Swieskowski adds that he in “no way happy” with the data systems to measure and track what the ACO is doing. “It’s not anywhere near what I think we could be doing. By this I mean with our data warehouse, we’re getting the billing information well, but we’re not getting clinical information, such as ‘Is your blood pressure or blood sugar controlled?’ We just are not getting the data in the way we wish we were. If we were, we’d be able to feed it back to the physicians and offices, and make an impact on performance improvement. If you don’t have the metrics to see if you’re making any progress, it’s hard to make progress,” he says.
As such, Mercy has built disease registries. It has a data warehouse where clinical data from EMRs and billing data are married together in one database to try to understand clinical quality and cost for the patients the ACO is taking care of, Swieskowski explains . “The warehouse is used to measure ourselves and improve quality. We probably have 15 EMRs across our ACO, so we get an electronic feed from those, and we then standardize them so we all have a standard measurement across the entire ACO. So we use that for our quality improvement, not the meaningful use reports that come out of the EMRs.”
Another challenge that leaders at Mercy face is engaging physicians to engage patients. Swieskowski says that when a patient comes in the office, it’s easy for a physician to literally walk him or her three down to the health coach. While that can be a powerful approach, some clinicians remain hesitant still, he says.

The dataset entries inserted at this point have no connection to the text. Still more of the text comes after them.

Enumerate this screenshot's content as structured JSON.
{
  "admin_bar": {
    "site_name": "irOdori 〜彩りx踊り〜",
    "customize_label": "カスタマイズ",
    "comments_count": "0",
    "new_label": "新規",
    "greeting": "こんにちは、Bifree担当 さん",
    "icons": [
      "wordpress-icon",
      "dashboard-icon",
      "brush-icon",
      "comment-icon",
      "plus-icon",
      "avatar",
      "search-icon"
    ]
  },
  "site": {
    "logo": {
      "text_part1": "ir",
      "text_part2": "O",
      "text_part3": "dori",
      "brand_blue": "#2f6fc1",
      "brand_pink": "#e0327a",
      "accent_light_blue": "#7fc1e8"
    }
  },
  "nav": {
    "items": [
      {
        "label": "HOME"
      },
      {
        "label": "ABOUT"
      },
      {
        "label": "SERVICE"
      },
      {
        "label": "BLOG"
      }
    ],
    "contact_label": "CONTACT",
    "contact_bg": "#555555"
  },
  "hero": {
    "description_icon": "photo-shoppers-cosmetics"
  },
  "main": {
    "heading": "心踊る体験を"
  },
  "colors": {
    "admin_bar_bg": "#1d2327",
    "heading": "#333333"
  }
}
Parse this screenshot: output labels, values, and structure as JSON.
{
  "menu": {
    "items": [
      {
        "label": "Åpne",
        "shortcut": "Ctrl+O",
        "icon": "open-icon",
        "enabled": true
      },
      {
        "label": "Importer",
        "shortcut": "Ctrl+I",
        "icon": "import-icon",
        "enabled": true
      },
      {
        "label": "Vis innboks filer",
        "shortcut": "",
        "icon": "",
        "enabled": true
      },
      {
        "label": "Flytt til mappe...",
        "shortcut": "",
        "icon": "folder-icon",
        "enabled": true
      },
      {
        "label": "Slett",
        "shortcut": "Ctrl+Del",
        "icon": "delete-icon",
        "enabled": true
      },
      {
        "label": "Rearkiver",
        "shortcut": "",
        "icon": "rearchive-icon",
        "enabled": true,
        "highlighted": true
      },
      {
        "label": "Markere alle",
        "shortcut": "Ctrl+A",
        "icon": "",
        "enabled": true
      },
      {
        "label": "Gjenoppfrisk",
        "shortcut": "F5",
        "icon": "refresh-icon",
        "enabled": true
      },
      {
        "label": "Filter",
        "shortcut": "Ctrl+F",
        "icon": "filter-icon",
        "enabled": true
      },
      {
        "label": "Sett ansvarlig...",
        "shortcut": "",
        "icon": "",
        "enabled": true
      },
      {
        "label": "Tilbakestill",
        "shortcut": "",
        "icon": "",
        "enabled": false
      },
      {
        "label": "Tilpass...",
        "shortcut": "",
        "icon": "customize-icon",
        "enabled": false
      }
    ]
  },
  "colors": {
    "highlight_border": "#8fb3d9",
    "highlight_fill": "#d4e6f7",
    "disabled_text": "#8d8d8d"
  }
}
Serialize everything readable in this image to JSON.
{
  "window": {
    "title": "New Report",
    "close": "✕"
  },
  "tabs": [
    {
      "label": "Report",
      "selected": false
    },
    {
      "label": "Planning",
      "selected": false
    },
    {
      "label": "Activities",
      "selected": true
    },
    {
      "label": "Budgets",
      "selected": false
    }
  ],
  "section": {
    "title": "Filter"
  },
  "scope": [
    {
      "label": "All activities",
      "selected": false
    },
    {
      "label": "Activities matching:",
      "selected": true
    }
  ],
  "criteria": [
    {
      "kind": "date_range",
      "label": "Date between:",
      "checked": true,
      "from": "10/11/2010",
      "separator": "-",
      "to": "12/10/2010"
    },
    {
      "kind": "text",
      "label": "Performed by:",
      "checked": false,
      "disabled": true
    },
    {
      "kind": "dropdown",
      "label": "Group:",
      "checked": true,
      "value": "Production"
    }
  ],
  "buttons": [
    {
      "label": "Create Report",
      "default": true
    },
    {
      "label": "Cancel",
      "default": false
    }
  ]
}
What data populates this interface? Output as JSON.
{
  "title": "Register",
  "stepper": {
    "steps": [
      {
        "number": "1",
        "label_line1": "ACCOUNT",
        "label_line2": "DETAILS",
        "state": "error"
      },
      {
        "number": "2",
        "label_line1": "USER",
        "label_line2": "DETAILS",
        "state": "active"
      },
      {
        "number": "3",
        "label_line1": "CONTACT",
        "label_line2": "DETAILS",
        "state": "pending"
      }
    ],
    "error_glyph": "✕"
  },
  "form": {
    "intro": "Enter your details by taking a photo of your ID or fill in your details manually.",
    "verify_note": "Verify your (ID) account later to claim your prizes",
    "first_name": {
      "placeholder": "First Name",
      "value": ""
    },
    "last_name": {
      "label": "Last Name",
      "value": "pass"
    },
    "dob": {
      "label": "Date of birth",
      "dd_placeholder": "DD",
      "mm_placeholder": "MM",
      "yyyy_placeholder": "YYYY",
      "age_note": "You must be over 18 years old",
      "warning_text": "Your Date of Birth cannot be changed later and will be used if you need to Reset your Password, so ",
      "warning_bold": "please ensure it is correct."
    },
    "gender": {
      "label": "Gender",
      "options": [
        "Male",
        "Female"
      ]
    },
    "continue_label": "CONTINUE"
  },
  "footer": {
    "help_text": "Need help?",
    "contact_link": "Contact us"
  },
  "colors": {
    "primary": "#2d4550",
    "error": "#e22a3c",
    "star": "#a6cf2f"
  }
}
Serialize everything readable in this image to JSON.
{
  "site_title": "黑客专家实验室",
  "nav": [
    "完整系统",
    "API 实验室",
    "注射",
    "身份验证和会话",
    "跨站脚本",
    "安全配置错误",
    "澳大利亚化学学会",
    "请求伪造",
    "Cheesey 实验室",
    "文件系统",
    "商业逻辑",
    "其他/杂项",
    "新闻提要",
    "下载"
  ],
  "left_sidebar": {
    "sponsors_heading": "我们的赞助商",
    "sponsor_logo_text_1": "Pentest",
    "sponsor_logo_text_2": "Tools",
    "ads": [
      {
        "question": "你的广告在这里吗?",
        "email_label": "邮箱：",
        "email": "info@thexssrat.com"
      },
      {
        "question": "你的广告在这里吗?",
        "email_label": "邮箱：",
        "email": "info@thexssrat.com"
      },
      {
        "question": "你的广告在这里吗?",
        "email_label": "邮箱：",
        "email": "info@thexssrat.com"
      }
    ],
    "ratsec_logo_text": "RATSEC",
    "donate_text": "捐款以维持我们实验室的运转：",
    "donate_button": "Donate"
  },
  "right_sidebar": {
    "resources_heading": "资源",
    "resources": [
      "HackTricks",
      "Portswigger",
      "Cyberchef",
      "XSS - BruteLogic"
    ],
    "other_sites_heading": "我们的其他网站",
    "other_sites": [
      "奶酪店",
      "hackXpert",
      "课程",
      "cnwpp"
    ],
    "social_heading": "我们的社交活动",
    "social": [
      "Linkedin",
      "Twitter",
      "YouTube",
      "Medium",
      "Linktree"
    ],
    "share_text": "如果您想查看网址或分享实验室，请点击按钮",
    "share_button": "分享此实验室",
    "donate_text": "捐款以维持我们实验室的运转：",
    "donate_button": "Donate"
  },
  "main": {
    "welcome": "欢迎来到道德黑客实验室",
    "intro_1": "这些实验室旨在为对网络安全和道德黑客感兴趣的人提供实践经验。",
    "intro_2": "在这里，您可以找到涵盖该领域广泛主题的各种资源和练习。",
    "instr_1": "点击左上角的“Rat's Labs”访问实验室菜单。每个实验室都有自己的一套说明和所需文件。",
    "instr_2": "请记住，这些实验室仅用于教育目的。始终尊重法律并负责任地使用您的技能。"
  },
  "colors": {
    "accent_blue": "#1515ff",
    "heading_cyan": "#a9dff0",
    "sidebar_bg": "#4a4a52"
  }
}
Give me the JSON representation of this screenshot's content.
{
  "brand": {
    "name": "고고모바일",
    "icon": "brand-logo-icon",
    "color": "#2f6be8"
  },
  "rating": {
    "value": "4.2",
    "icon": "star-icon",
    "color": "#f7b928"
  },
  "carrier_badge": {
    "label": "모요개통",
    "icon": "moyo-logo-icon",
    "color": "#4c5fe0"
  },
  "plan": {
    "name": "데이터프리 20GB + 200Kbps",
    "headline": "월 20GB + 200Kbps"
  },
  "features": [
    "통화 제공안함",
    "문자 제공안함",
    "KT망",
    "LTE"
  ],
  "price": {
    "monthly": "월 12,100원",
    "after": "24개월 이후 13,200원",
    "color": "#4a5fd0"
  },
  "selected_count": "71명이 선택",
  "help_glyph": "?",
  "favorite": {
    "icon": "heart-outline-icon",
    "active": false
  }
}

“Not everyone wants to buy in. But we tracked the data on the physicians, and we found that those who utilize health coaches had better quality outcomes and higher productivity. There were also increased revenues in the practice because you are doing all these ancillary tests and medically-necessary tests that don’t get done. Due to the way offices are designed, you can’t address them in a 10-minute visit,” Swieskowski says, adding that the increased revenue came out to more than $600,000 per coach per year that is generated in the office setting when you have a coach in there. “Quality scores also got better, so based on that physicians have accepted this strategy, and are even paying for the coaches out of their pockets.”